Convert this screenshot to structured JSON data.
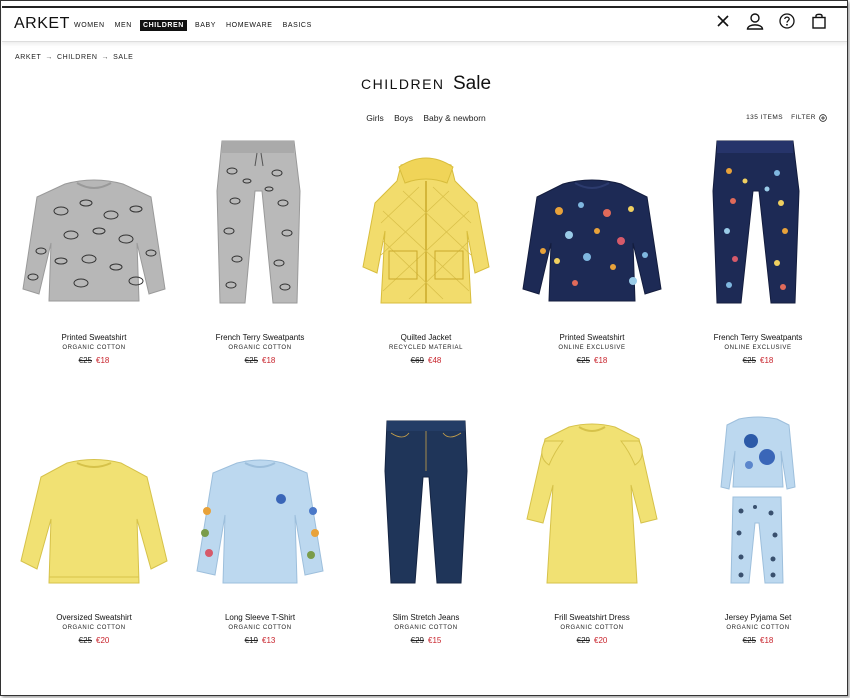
{
  "brand": "ARKET",
  "nav": [
    "WOMEN",
    "MEN",
    "CHILDREN",
    "BABY",
    "HOMEWARE",
    "BASICS"
  ],
  "nav_active": "CHILDREN",
  "header_icons": [
    "close-icon",
    "user-icon",
    "help-icon",
    "bag-icon"
  ],
  "breadcrumb": [
    "ARKET",
    "CHILDREN",
    "SALE"
  ],
  "breadcrumb_sep": "→",
  "page_title": {
    "category": "CHILDREN",
    "section": "Sale"
  },
  "subnav": [
    "Girls",
    "Boys",
    "Baby & newborn"
  ],
  "item_count": "135 ITEMS",
  "filter_label": "FILTER",
  "colors": {
    "sale_red": "#c8232c",
    "grey": "#b3b3b3",
    "yellow": "#f0dc6b",
    "navy": "#1d2a55",
    "light_blue": "#bcd8ef",
    "denim": "#1f3559"
  },
  "products": [
    {
      "name": "Printed Sweatshirt",
      "tag": "ORGANIC COTTON",
      "old_price": "€25",
      "new_price": "€18"
    },
    {
      "name": "French Terry Sweatpants",
      "tag": "ORGANIC COTTON",
      "old_price": "€25",
      "new_price": "€18"
    },
    {
      "name": "Quilted Jacket",
      "tag": "RECYCLED MATERIAL",
      "old_price": "€69",
      "new_price": "€48"
    },
    {
      "name": "Printed Sweatshirt",
      "tag": "ONLINE EXCLUSIVE",
      "old_price": "€25",
      "new_price": "€18"
    },
    {
      "name": "French Terry Sweatpants",
      "tag": "ONLINE EXCLUSIVE",
      "old_price": "€25",
      "new_price": "€18"
    },
    {
      "name": "Oversized Sweatshirt",
      "tag": "ORGANIC COTTON",
      "old_price": "€25",
      "new_price": "€20"
    },
    {
      "name": "Long Sleeve T-Shirt",
      "tag": "ORGANIC COTTON",
      "old_price": "€19",
      "new_price": "€13"
    },
    {
      "name": "Slim Stretch Jeans",
      "tag": "ORGANIC COTTON",
      "old_price": "€29",
      "new_price": "€15"
    },
    {
      "name": "Frill Sweatshirt Dress",
      "tag": "ORGANIC COTTON",
      "old_price": "€29",
      "new_price": "€20"
    },
    {
      "name": "Jersey Pyjama Set",
      "tag": "ORGANIC COTTON",
      "old_price": "€25",
      "new_price": "€18"
    }
  ]
}
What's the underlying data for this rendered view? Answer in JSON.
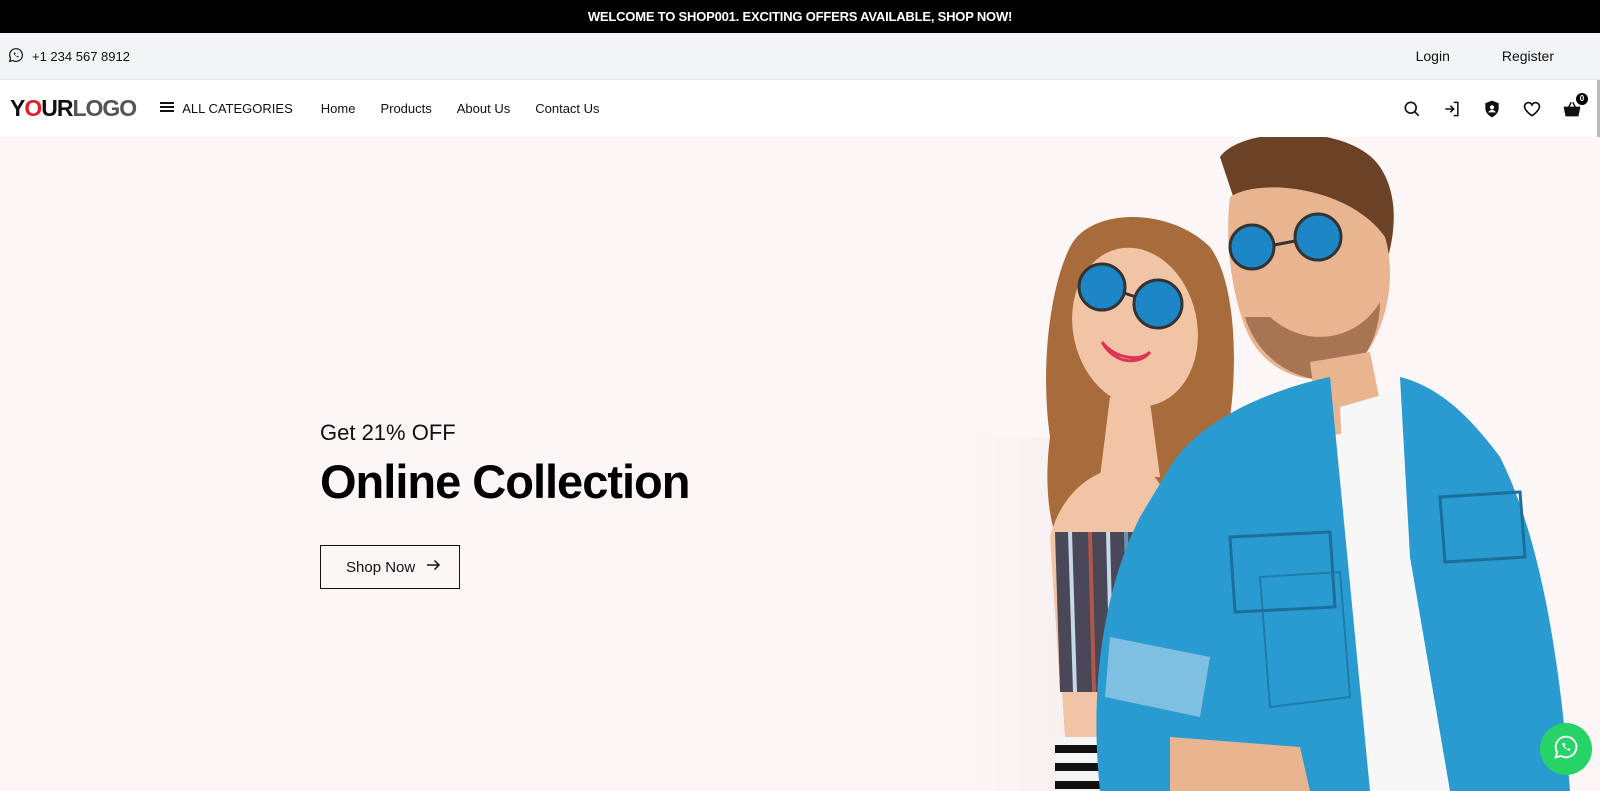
{
  "announcement": "WELCOME TO SHOP001. EXCITING OFFERS AVAILABLE, SHOP NOW!",
  "topbar": {
    "phone": "+1 234 567 8912",
    "login": "Login",
    "register": "Register"
  },
  "nav": {
    "logo_part1": "Y",
    "logo_red": "O",
    "logo_part2": "UR",
    "logo_part3": "LOGO",
    "all_categories": "ALL CATEGORIES",
    "menu": [
      "Home",
      "Products",
      "About Us",
      "Contact Us"
    ],
    "cart_count": "0",
    "icons": [
      "search-icon",
      "login-icon",
      "user-shield-icon",
      "heart-icon",
      "basket-icon"
    ]
  },
  "hero": {
    "subtitle": "Get 21% OFF",
    "title": "Online Collection",
    "button": "Shop Now"
  },
  "colors": {
    "announce_bg": "#000000",
    "topbar_bg": "#f3f4f6",
    "hero_bg": "#fdf6f6",
    "logo_accent": "#e11d2a",
    "whatsapp": "#25d366",
    "denim": "#2a9bd1"
  }
}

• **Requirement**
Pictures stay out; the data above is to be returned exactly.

• **Problem solution**
Convert this screenshot to structured JSON data.
{
  "brand": "ARKET",
  "nav": [
    "WOMEN",
    "MEN",
    "CHILDREN",
    "BABY",
    "HOMEWARE",
    "BASICS"
  ],
  "nav_active": "CHILDREN",
  "header_icons": [
    "close-icon",
    "user-icon",
    "help-icon",
    "bag-icon"
  ],
  "breadcrumb": [
    "ARKET",
    "CHILDREN",
    "SALE"
  ],
  "breadcrumb_sep": "→",
  "page_title": {
    "category": "CHILDREN",
    "section": "Sale"
  },
  "subnav": [
    "Girls",
    "Boys",
    "Baby & newborn"
  ],
  "item_count": "135 ITEMS",
  "filter_label": "FILTER",
  "colors": {
    "sale_red": "#c8232c",
    "grey": "#b3b3b3",
    "yellow": "#f0dc6b",
    "navy": "#1d2a55",
    "light_blue": "#bcd8ef",
    "denim": "#1f3559"
  },
  "products": [
    {
      "name": "Printed Sweatshirt",
      "tag": "ORGANIC COTTON",
      "old_price": "€25",
      "new_price": "€18"
    },
    {
      "name": "French Terry Sweatpants",
      "tag": "ORGANIC COTTON",
      "old_price": "€25",
      "new_price": "€18"
    },
    {
      "name": "Quilted Jacket",
      "tag": "RECYCLED MATERIAL",
      "old_price": "€69",
      "new_price": "€48"
    },
    {
      "name": "Printed Sweatshirt",
      "tag": "ONLINE EXCLUSIVE",
      "old_price": "€25",
      "new_price": "€18"
    },
    {
      "name": "French Terry Sweatpants",
      "tag": "ONLINE EXCLUSIVE",
      "old_price": "€25",
      "new_price": "€18"
    },
    {
      "name": "Oversized Sweatshirt",
      "tag": "ORGANIC COTTON",
      "old_price": "€25",
      "new_price": "€20"
    },
    {
      "name": "Long Sleeve T-Shirt",
      "tag": "ORGANIC COTTON",
      "old_price": "€19",
      "new_price": "€13"
    },
    {
      "name": "Slim Stretch Jeans",
      "tag": "ORGANIC COTTON",
      "old_price": "€29",
      "new_price": "€15"
    },
    {
      "name": "Frill Sweatshirt Dress",
      "tag": "ORGANIC COTTON",
      "old_price": "€29",
      "new_price": "€20"
    },
    {
      "name": "Jersey Pyjama Set",
      "tag": "ORGANIC COTTON",
      "old_price": "€25",
      "new_price": "€18"
    }
  ]
}
What's the underlying data for this rendered view? Answer in JSON.
{
  "announcement": "WELCOME TO SHOP001. EXCITING OFFERS AVAILABLE, SHOP NOW!",
  "topbar": {
    "phone": "+1 234 567 8912",
    "login": "Login",
    "register": "Register"
  },
  "nav": {
    "logo_part1": "Y",
    "logo_red": "O",
    "logo_part2": "UR",
    "logo_part3": "LOGO",
    "all_categories": "ALL CATEGORIES",
    "menu": [
      "Home",
      "Products",
      "About Us",
      "Contact Us"
    ],
    "cart_count": "0",
    "icons": [
      "search-icon",
      "login-icon",
      "user-shield-icon",
      "heart-icon",
      "basket-icon"
    ]
  },
  "hero": {
    "subtitle": "Get 21% OFF",
    "title": "Online Collection",
    "button": "Shop Now"
  },
  "colors": {
    "announce_bg": "#000000",
    "topbar_bg": "#f3f4f6",
    "hero_bg": "#fdf6f6",
    "logo_accent": "#e11d2a",
    "whatsapp": "#25d366",
    "denim": "#2a9bd1"
  }
}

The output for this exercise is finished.